**** INPUT RECORDS

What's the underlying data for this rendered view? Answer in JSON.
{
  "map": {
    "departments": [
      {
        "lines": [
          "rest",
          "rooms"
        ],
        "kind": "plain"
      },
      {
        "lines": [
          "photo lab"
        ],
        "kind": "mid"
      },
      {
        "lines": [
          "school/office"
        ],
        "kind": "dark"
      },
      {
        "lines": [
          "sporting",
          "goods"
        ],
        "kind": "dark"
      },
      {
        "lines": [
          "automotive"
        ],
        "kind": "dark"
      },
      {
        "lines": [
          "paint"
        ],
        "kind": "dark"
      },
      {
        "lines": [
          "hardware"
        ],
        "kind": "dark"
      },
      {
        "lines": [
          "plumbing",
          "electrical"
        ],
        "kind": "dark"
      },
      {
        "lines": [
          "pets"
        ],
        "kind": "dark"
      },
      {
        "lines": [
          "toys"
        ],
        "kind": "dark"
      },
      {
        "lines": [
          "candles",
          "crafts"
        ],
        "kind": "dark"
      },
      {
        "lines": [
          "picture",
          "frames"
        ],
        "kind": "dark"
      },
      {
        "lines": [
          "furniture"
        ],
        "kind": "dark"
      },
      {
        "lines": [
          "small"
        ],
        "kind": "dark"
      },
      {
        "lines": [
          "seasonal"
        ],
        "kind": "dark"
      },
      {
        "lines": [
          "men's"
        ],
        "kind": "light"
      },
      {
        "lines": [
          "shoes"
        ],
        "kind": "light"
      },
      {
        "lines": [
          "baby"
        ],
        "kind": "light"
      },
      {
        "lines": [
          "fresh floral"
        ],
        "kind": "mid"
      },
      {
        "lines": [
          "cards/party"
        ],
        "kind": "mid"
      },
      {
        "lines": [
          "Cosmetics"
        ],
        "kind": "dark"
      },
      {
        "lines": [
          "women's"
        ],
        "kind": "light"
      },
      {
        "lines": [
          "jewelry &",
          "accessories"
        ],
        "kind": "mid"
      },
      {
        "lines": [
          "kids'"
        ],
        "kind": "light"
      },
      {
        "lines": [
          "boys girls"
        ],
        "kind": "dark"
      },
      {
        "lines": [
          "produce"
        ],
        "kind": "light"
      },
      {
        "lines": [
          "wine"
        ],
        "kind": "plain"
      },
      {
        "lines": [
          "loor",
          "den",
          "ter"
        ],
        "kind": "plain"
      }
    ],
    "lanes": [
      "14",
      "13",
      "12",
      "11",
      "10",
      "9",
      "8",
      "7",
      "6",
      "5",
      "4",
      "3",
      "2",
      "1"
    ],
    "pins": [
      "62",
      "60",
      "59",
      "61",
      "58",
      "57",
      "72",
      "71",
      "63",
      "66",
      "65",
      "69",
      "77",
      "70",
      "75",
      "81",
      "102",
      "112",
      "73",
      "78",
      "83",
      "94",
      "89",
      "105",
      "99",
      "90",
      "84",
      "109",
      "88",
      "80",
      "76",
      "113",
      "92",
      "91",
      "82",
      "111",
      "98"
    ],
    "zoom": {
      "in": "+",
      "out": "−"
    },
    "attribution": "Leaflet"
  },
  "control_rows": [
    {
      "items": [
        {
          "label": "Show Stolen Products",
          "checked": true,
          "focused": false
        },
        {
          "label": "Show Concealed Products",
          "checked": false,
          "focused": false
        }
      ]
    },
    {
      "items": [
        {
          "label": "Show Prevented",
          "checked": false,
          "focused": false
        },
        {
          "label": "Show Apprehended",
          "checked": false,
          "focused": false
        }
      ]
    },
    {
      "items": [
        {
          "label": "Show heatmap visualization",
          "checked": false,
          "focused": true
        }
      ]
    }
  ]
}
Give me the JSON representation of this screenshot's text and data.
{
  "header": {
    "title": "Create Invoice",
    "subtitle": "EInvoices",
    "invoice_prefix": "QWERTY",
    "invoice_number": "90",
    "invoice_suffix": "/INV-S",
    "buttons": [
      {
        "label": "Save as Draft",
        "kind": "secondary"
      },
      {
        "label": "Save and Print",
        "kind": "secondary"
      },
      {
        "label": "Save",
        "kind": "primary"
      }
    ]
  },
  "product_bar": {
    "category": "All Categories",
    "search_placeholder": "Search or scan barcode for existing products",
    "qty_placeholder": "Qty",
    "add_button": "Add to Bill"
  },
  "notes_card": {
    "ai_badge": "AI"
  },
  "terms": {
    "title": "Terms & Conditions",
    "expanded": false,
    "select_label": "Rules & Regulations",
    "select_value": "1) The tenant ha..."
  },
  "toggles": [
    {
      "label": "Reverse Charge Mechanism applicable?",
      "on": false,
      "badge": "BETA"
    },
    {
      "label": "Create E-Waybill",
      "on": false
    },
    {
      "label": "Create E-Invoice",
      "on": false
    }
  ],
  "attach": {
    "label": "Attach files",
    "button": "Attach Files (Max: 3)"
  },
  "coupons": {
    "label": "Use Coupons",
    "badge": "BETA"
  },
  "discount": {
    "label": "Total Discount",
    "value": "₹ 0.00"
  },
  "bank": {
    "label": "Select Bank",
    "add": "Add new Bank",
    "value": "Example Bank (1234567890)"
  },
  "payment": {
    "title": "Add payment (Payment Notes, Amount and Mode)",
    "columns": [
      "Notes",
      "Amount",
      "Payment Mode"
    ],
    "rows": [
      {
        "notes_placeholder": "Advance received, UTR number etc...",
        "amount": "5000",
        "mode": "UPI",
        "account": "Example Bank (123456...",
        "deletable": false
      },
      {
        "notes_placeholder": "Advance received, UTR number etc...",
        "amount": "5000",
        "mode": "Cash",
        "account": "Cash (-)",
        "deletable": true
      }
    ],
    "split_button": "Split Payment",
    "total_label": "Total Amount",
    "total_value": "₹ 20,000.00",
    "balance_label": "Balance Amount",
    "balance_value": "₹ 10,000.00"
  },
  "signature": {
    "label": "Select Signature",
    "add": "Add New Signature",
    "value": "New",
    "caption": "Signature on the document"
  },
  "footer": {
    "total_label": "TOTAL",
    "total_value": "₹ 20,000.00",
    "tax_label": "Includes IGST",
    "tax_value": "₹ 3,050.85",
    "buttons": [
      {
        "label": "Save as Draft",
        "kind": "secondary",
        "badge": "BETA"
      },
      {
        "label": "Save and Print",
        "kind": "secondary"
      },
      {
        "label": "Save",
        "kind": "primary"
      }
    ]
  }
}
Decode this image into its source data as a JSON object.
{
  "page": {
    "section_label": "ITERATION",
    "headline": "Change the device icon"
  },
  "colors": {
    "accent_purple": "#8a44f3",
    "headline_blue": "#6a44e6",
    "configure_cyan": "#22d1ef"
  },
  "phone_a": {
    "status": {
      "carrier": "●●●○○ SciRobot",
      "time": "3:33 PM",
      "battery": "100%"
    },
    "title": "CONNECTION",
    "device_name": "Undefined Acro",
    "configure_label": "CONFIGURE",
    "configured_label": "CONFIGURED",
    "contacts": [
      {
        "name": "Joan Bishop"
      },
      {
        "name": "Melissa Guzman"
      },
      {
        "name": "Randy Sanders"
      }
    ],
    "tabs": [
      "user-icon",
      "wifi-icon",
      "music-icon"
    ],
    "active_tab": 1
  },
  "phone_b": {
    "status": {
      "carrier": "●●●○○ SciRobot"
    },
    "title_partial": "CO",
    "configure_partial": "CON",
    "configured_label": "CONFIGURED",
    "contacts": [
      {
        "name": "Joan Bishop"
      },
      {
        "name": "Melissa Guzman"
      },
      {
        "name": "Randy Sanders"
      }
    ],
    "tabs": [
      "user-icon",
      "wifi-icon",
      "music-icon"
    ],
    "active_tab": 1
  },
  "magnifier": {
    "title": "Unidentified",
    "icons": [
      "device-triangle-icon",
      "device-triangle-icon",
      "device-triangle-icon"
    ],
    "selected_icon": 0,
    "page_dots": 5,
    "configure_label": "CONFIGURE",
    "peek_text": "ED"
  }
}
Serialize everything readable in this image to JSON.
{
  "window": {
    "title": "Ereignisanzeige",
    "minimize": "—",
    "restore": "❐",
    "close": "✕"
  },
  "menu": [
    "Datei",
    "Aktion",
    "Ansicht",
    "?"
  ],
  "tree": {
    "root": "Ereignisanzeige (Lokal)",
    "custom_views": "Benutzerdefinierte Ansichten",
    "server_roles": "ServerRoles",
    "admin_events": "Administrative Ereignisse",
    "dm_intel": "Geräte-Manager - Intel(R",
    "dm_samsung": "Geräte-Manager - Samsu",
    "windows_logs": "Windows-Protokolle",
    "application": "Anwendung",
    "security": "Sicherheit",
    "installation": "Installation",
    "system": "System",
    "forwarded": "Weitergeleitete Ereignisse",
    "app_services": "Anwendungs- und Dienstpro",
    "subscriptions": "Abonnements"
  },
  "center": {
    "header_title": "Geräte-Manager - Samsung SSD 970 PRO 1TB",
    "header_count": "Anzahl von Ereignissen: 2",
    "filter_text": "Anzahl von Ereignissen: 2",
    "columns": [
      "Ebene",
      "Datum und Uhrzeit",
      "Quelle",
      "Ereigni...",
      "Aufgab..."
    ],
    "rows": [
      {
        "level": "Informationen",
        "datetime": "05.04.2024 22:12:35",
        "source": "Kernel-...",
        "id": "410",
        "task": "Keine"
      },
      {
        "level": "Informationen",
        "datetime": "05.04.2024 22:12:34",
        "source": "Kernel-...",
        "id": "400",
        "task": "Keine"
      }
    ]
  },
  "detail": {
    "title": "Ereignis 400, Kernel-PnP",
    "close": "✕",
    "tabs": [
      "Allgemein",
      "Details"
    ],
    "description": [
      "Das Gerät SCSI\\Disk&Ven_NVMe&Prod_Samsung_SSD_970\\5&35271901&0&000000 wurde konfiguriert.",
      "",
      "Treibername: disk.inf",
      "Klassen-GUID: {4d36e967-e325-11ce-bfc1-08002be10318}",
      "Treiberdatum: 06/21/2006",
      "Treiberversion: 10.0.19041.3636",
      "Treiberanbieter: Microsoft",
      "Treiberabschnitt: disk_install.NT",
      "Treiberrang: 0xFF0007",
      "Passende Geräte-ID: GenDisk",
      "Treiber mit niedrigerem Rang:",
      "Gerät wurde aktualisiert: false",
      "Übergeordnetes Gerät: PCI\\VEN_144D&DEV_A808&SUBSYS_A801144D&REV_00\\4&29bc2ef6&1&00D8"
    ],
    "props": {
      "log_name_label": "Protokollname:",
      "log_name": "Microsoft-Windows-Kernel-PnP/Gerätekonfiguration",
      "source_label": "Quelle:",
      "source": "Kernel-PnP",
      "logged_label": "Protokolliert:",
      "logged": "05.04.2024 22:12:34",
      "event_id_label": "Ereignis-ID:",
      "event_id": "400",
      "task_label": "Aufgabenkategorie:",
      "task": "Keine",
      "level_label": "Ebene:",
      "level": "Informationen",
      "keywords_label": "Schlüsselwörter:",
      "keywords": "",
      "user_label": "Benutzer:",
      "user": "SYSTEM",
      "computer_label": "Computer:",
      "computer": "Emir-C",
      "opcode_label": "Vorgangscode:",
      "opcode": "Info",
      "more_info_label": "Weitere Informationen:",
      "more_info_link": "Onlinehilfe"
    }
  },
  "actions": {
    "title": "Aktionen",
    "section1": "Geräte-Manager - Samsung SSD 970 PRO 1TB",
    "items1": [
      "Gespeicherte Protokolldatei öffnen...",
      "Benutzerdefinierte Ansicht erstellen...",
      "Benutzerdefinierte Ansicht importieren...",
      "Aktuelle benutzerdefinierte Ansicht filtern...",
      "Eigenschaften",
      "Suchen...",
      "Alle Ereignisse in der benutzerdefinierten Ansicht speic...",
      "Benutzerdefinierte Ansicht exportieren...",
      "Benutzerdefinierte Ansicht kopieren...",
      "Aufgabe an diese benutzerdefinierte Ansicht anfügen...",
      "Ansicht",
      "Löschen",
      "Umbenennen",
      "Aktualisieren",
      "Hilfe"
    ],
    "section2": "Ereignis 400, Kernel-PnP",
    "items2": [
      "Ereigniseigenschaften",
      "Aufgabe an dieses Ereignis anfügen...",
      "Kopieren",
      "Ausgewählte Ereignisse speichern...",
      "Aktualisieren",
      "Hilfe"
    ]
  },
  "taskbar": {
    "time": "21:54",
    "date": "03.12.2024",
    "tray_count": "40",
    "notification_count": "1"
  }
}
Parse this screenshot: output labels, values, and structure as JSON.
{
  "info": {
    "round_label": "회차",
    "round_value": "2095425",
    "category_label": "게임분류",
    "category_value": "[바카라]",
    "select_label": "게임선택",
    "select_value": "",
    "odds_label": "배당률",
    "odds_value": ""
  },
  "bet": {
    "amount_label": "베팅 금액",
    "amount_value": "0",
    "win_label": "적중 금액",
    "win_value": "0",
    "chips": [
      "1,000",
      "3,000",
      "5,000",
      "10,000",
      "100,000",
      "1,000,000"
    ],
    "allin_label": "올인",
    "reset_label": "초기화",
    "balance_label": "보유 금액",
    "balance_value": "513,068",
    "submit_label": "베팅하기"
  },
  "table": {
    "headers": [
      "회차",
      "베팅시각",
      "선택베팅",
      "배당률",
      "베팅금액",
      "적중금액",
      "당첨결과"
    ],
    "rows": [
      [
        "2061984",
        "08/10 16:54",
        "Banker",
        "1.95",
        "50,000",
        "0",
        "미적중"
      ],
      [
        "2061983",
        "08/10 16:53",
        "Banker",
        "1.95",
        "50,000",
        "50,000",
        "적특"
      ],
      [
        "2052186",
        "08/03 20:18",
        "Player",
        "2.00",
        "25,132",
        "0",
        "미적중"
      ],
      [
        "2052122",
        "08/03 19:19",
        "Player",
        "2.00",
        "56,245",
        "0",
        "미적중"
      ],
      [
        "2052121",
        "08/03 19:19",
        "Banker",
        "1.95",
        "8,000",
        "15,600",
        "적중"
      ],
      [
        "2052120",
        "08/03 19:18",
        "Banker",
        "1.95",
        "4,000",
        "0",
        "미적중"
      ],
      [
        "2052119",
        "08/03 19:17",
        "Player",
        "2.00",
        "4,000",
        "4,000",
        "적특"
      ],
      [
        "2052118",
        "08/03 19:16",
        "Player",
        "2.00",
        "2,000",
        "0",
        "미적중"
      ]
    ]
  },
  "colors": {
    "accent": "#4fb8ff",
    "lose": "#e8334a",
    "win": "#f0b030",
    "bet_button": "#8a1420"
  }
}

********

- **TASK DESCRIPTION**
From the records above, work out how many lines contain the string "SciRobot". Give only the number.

- **ANSWER SPACE**
2